§ EXERCISE
When a line in the records includes the string "avatar", it goes into the tally; report that tally alone.
########################################
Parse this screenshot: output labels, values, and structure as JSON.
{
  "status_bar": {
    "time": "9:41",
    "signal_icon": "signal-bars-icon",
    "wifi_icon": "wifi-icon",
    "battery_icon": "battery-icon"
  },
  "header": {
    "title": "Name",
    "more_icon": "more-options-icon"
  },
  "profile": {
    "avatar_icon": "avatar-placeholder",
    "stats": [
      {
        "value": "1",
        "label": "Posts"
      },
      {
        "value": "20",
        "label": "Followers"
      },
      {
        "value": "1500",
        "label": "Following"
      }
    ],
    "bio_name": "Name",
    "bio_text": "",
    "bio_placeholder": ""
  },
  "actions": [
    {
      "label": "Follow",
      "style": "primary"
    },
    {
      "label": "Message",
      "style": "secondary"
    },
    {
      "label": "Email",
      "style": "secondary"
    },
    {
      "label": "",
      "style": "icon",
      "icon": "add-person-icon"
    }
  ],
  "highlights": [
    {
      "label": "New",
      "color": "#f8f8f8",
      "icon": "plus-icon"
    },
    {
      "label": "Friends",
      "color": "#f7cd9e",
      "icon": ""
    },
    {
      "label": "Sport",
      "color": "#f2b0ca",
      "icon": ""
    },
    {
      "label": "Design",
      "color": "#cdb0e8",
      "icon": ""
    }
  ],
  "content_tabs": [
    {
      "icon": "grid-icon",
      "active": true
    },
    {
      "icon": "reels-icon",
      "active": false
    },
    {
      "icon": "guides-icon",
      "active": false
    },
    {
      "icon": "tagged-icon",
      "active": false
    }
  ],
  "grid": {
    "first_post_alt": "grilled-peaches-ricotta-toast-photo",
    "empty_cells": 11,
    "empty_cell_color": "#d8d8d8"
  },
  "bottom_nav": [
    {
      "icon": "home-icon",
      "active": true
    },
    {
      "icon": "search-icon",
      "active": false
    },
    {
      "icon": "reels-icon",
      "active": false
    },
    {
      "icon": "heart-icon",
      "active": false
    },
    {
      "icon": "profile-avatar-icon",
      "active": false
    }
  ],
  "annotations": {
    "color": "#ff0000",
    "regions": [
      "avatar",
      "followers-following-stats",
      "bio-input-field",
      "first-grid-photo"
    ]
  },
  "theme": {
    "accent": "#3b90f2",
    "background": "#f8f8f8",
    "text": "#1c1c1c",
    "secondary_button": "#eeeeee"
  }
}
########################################
§ RESPONSE TO THIS TASK
3